Combatants in the war on terrorism come in all shapes and sizes, including some that are nuts and bolts, metal and machinery. In operations in both Afghanistan and Iraq, warfighters count not only on their buddies to keep them safe but also on luggage-size robots that help clear the improvised explosive devices being used so incessantly by insurgents. Using manportable mechanical marvels, explosive ordnance disposal teams can disarm or detonate explosives from a distance, keeping team members out of harm's way while clearing the way for troop movement.
With updated cabling and server farms in place, the U.S. Navy is making way on a government-owned, government-operated information technology initiative that ultimately will affect more than 41,000 users in Europe, the Middle East and the Far East. During the coming months, sailors stationed at bases outside the continental United States, beyond the scope of the Navy/Marine Corps Intranet, will be coming aboard their own enterprisewide network.
A communications interface system soon may enhance the situational awareness and connectivity of U.S. Marine Corps units. The equipment consists of vehicle-mounted racks housing an interchangeable set of tactical radios, routers and configuration software that allows commanders to quickly select, change and modify their tactical data networks for specific missions. By linking a variety of radio systems into a single network, the technology permits units with previously incompatible radio systems to communicate with each other.

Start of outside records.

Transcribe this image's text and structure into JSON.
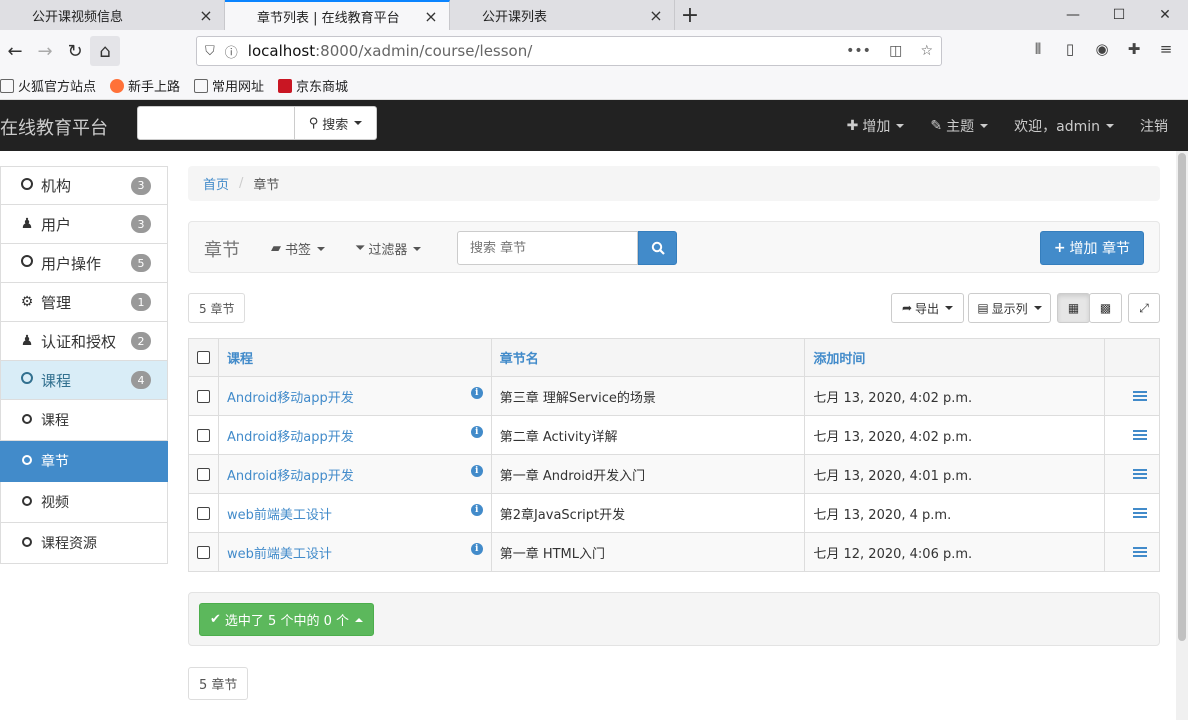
{
  "browser": {
    "tabs": [
      {
        "title": "公开课视频信息",
        "active": false
      },
      {
        "title": "章节列表 | 在线教育平台",
        "active": true
      },
      {
        "title": "公开课列表",
        "active": false
      }
    ],
    "url_host": "localhost",
    "url_path": ":8000/xadmin/course/lesson/",
    "bookmarks": [
      "火狐官方站点",
      "新手上路",
      "常用网址",
      "京东商城"
    ]
  },
  "header": {
    "brand": "在线教育平台",
    "search_button": "搜索",
    "nav": {
      "add": "增加",
      "theme": "主题",
      "welcome": "欢迎，admin",
      "logout": "注销"
    }
  },
  "sidebar": {
    "items": [
      {
        "label": "机构",
        "badge": "3",
        "icon": "circle-icon"
      },
      {
        "label": "用户",
        "badge": "3",
        "icon": "user-icon"
      },
      {
        "label": "用户操作",
        "badge": "5",
        "icon": "circle-icon"
      },
      {
        "label": "管理",
        "badge": "1",
        "icon": "gear-icon"
      },
      {
        "label": "认证和授权",
        "badge": "2",
        "icon": "users-icon"
      },
      {
        "label": "课程",
        "badge": "4",
        "icon": "circle-icon"
      }
    ],
    "subitems": [
      {
        "label": "课程"
      },
      {
        "label": "章节"
      },
      {
        "label": "视频"
      },
      {
        "label": "课程资源"
      }
    ]
  },
  "breadcrumb": {
    "home": "首页",
    "current": "章节"
  },
  "toolbar": {
    "title": "章节",
    "bookmarks": "书签",
    "filters": "过滤器",
    "search_placeholder": "搜索 章节",
    "add_button": "增加 章节"
  },
  "list": {
    "count_top": "5 章节",
    "export": "导出",
    "columns_btn": "显示列",
    "headers": [
      "课程",
      "章节名",
      "添加时间"
    ],
    "rows": [
      {
        "course": "Android移动app开发",
        "name": "第三章 理解Service的场景",
        "time": "七月 13, 2020, 4:02 p.m."
      },
      {
        "course": "Android移动app开发",
        "name": "第二章 Activity详解",
        "time": "七月 13, 2020, 4:02 p.m."
      },
      {
        "course": "Android移动app开发",
        "name": "第一章 Android开发入门",
        "time": "七月 13, 2020, 4:01 p.m."
      },
      {
        "course": "web前端美工设计",
        "name": "第2章JavaScript开发",
        "time": "七月 13, 2020, 4 p.m."
      },
      {
        "course": "web前端美工设计",
        "name": "第一章 HTML入门",
        "time": "七月 12, 2020, 4:06 p.m."
      }
    ],
    "selected_action": "选中了 5 个中的 0 个",
    "count_bottom": "5 章节"
  },
  "colors": {
    "primary": "#428bca",
    "success": "#5cb85c",
    "header_bg": "#222222",
    "sidebar_active": "#d9edf7"
  }
}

Setting up and maintaining a communications network in a war zone is difficult under any circumstances, but it is especially complicated in a battlespace without defined front lines. To meet this challenge, the U.S. Army is combining military systems and commercial solutions to establish a reliable network for commanders and warfighters in operation Iraqi Freedom.
Feedback from ongoing U.S. military operations in Southwest Asia is enhancing a key fire control and battle management system. Designed to help track friendly units and direct available artillery and air platforms against enemy forces, this software-based application is an important command and control asset and a major component for upcoming programs such as the U.S. Army's Future Combat Systems (FCS).
Disposable sensors, a single radar set that performs several tasks and electrical power devices that refuel from a diesel truck's gas tank are just some of the innovations that may reshape U.S. Army operations on the battlefield of the future. This research is altering the vision of the transformational force even as ongoing programs pick up speed, and it promises new and exciting capabilities to further extend the Army's battlefield supremacy.
When talk turns to providing a comprehensive picture of the battlefield, people often overlook the fact that the defense community is not providing a good enough picture down to the battalion level, much less to the company level. These warfighting levels especially need an accurate and actionable picture of where enemy forces are located. But, even as we head into the promised land of network-centric operations, the muddy-boots warfighters are not receiving the information they desperately need to prevail on the battlefield.